- _Exercise prompt_
A single number is required: how many lines below include the string "date".
%%
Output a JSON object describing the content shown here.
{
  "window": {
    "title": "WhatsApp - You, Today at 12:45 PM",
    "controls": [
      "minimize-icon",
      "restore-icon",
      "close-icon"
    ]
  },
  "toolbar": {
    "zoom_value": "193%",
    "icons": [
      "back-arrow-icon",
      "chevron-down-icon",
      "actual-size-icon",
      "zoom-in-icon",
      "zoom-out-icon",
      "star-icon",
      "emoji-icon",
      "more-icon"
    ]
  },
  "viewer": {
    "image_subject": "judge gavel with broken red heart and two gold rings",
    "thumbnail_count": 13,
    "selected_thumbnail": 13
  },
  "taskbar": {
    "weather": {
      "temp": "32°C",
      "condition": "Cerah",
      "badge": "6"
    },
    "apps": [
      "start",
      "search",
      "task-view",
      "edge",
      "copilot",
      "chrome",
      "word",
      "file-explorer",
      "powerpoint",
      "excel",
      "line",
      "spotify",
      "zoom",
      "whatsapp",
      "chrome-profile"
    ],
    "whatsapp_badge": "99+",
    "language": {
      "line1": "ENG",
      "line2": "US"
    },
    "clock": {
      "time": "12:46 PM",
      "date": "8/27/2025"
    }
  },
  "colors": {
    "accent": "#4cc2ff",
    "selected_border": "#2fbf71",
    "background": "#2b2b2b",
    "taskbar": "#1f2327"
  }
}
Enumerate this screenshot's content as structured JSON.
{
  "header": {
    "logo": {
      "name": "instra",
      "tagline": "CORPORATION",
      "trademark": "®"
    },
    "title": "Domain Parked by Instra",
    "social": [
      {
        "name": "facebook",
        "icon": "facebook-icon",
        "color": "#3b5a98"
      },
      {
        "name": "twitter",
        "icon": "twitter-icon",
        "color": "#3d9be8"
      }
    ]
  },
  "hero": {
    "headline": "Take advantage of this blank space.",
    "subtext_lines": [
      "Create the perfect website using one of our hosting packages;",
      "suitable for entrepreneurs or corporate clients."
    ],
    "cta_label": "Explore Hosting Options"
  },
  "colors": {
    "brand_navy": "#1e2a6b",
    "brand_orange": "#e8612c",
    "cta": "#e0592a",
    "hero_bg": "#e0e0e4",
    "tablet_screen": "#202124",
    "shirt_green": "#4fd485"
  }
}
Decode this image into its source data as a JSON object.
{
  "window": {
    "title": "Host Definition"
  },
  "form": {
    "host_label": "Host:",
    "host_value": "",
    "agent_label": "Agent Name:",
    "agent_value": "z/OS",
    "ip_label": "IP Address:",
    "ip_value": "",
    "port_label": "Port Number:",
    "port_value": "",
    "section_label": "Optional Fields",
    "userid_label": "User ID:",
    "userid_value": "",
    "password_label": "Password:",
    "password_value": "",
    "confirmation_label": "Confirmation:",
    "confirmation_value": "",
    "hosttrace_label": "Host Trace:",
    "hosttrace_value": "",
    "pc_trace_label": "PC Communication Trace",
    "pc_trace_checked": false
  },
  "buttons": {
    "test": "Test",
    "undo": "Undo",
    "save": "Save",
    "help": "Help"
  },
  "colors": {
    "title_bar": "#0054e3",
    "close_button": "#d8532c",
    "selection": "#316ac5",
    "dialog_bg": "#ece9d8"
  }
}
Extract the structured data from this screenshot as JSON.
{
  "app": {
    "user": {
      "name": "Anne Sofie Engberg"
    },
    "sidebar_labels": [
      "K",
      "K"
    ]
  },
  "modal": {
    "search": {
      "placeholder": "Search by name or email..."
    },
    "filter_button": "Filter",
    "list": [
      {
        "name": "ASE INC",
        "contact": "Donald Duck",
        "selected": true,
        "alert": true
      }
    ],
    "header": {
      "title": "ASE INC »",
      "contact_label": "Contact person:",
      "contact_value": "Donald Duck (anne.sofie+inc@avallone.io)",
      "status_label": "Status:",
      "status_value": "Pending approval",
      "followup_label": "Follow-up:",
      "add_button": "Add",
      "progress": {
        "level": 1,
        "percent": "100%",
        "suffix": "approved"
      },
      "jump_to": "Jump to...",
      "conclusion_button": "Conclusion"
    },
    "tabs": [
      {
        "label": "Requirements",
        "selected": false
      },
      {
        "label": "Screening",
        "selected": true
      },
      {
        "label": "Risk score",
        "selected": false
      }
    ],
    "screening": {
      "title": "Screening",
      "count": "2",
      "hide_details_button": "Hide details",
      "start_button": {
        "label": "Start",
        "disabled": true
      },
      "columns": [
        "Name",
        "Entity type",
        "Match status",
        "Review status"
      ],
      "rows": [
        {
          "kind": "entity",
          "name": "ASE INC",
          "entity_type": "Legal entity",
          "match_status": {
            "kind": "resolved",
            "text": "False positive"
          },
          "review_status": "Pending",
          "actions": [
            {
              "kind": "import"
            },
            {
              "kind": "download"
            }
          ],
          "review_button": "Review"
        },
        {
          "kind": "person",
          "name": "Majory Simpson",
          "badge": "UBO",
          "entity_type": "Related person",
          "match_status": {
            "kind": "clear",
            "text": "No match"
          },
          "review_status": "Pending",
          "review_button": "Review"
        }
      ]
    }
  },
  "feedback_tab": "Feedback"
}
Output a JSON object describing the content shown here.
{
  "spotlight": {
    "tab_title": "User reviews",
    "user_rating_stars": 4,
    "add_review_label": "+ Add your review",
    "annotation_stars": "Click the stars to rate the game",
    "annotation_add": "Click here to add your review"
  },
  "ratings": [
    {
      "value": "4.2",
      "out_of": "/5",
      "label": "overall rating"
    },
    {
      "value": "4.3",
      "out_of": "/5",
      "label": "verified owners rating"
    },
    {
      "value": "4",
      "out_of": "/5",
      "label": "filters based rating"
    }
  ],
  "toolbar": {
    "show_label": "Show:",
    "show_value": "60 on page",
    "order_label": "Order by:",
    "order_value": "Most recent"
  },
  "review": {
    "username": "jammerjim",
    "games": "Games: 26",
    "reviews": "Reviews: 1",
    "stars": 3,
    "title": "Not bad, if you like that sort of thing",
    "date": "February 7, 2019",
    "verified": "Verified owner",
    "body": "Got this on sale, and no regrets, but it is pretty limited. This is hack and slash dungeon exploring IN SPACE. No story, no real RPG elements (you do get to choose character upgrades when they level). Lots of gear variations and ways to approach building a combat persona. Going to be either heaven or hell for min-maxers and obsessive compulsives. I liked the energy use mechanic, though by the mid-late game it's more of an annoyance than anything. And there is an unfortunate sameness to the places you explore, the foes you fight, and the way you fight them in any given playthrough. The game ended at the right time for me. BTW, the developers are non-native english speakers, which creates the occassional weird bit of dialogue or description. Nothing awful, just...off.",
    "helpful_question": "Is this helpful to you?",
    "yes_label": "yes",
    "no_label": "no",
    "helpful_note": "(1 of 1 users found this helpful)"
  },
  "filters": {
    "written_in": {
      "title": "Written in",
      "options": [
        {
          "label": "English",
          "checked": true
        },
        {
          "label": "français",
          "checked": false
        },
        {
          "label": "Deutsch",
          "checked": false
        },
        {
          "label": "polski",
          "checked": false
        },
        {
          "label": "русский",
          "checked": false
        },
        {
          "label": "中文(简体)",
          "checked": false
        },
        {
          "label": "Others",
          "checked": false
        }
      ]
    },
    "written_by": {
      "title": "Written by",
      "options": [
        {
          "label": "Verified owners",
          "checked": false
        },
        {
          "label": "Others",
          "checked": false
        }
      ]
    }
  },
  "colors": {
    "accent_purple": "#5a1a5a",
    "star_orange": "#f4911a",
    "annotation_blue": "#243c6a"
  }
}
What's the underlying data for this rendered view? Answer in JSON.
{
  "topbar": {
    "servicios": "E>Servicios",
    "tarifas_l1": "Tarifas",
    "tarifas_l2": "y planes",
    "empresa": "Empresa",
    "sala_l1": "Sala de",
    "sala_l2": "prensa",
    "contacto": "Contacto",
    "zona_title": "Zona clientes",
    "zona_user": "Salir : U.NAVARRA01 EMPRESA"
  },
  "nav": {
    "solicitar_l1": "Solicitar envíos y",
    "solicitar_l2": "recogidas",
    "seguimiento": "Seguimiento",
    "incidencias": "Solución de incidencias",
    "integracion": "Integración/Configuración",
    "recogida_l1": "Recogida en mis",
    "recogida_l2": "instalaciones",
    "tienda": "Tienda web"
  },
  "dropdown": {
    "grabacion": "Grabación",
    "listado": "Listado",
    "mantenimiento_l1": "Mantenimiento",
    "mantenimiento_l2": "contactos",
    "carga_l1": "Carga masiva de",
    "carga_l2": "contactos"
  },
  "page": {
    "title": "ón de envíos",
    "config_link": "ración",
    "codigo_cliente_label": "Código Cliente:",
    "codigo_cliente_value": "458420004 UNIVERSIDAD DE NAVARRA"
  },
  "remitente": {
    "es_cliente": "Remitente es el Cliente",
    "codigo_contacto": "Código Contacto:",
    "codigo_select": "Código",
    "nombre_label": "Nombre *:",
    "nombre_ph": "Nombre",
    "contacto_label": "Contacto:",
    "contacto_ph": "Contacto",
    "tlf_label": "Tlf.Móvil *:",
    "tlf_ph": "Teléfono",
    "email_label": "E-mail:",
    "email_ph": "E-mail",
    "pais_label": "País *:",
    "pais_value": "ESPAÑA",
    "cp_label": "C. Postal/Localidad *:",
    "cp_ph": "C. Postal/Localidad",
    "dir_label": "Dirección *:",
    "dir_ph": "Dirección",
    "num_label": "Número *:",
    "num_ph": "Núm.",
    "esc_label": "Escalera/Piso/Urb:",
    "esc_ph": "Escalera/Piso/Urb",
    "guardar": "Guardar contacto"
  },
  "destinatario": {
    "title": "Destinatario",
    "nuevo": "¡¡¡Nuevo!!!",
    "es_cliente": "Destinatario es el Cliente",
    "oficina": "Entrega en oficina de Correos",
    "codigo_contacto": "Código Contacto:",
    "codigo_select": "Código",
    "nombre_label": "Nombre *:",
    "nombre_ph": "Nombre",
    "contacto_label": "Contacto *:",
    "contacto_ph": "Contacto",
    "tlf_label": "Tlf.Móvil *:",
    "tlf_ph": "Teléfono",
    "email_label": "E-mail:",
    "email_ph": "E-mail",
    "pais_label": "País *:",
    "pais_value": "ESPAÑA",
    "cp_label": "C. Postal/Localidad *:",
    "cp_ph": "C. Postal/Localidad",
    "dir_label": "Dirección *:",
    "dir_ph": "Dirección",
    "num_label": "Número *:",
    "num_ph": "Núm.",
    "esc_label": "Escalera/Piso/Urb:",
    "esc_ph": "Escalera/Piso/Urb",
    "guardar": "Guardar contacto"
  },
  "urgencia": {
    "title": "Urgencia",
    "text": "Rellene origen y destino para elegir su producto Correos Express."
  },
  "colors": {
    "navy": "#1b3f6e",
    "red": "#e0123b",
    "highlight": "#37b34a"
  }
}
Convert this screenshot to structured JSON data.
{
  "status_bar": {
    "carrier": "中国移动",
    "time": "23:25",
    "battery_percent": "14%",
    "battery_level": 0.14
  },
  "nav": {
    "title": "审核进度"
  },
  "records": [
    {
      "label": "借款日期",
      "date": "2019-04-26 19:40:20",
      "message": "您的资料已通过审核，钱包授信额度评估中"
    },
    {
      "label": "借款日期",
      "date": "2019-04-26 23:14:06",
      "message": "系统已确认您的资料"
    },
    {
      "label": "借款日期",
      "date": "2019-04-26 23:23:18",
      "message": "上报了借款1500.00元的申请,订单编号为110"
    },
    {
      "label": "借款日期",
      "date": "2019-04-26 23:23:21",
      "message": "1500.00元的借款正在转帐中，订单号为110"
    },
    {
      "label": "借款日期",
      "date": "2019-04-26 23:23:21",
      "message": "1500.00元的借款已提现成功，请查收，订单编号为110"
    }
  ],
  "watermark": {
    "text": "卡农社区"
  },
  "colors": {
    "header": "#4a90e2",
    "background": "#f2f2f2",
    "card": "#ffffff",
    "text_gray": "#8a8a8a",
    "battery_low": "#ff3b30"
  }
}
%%
- _Solution to this exercise_
7